"The light is almost gone"
"Laura is the one"
"Laura is the one"
Bad things are on the way. In the work of David Lynch Rebekah Del Rio is something of a harbinger. In Mulholland Drive the sheer elegance and grace of her voice cracks open the entire world and fractures the movie with a moment of such pure beauty that the only way to balance the forces of Earth is through a dissemination of futility. She appeared last week on Twin Peaks, and once again it feels as if her voice has foretold viewers that the darkness that always creeps within David Lynch's world would overflow once more.

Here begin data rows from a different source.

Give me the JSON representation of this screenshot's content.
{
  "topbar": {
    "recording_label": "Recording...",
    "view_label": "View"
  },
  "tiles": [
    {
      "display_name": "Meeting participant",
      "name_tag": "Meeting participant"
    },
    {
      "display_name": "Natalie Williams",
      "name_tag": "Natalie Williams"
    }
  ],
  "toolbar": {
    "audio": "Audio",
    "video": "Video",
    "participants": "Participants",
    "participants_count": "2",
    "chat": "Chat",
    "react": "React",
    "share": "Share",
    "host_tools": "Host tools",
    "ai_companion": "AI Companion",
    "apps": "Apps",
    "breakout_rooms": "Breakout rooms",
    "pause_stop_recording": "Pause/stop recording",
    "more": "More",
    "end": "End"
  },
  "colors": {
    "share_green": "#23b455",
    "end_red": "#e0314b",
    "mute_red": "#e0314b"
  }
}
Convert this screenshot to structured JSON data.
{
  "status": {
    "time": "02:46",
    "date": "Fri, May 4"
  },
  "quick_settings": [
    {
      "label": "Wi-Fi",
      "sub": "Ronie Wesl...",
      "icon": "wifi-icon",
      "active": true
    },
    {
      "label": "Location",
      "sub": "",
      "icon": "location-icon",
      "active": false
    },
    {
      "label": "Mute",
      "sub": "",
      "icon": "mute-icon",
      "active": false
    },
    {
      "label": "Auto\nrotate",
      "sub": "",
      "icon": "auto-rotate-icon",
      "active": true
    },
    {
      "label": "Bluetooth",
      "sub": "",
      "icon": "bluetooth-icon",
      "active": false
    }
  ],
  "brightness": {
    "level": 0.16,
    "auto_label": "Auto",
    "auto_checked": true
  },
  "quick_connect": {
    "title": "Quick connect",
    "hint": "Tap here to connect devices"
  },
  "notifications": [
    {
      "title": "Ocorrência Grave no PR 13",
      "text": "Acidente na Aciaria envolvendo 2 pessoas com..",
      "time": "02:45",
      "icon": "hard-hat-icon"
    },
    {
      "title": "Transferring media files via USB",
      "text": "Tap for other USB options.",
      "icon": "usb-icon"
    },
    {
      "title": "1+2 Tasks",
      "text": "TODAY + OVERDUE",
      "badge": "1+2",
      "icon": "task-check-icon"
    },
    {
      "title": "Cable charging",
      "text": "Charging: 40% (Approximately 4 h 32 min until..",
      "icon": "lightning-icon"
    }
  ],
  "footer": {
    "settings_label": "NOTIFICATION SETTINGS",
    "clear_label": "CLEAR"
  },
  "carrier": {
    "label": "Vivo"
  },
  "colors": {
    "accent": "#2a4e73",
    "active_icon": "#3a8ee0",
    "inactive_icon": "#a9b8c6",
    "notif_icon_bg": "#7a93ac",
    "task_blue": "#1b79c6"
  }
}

Episode 10 of Twin Peaks is perhaps the most violent in the revival to date featuring numerous scenes where men abuse & in some cases murder women. David Lynch has always reckoned with violence against women, and I'm not entirely sure it's always artistically justified, but there was something altogether different about the violence on episode 10 & it is that the spectre of Laura Palmer's tragedy ruptures the tone of the events in a way that feels as if doom hangs around the corner. Frequently, the phrase "This has happened before and it will happen again" is used throughout Twin Peaks & situations involving characters like Becky Burnett's (Amanda Seyfried) troubles with drug abuse & an abusive boyfriend feel like a retelling of past horrors.
There are three indicators that we are about to tread in the deep waters of Twin Peaks' true horrors. This is merely speculation on my part, but my gut tells me things are about to get very bad, very quickly. The first of these scenes shows Laura Palmer confronting (begging?) Gordon Cole for help. Gordon opens a door and superimposed on the image is Laura Palmer's face from Fire Walk With Me racked with pain and grief at discovering her father was the man who had been sexually abusing her all throughout her life. Gordon looks perplexed and leaves us wondering if Laura is coming to him for help or if she too haunts Gordon for being involved in these events in some way we do not yet know. Laura is also a harbinger. She is a figure of pureness in the world of Twin Peaks & her tragedy still exists in the blood of everyone who was there 25 years ago. In episode 8 of Twin Peaks we see an ethereal figure casting Laura as the Angel to fight the evil of humanities' atomic evil, bob. If she is the light and the Log Lady is the truthsayer then Laura's presence has nearly vanished. Was it the only thing keeping bob at bay? Is it what keeps Twin Peaks from being swallowed by the evil that lurks in the woods and now walks freely throughout the world? We don't have answers to these are questions yet, but Laura's appearance, Log Lady's prophecy and Rebekah Del Rio's divine voice foretell a Twin Peaks without much hope or possibility to exist if drastic measures are not taken.
In David Lynch's world there's always the possibility that light can pierce the shadow of darkness. He believes humanity is capable of both great and terrible things. In his films this is present & these two qualities rest beside one another, but I'm worried. I'm nervous about where we're heading. It feels as if we're about to be shoved off of a cliff, with no way of knowing if we'll recover after the fall. I trust Lynch insomuch that I believe he wouldn't theoretically destroy us as viewers, but I've never seen him this angry, bleak or distrustful of humanity & given the climate of the world right now who could blame him? There are no stars if there is no light.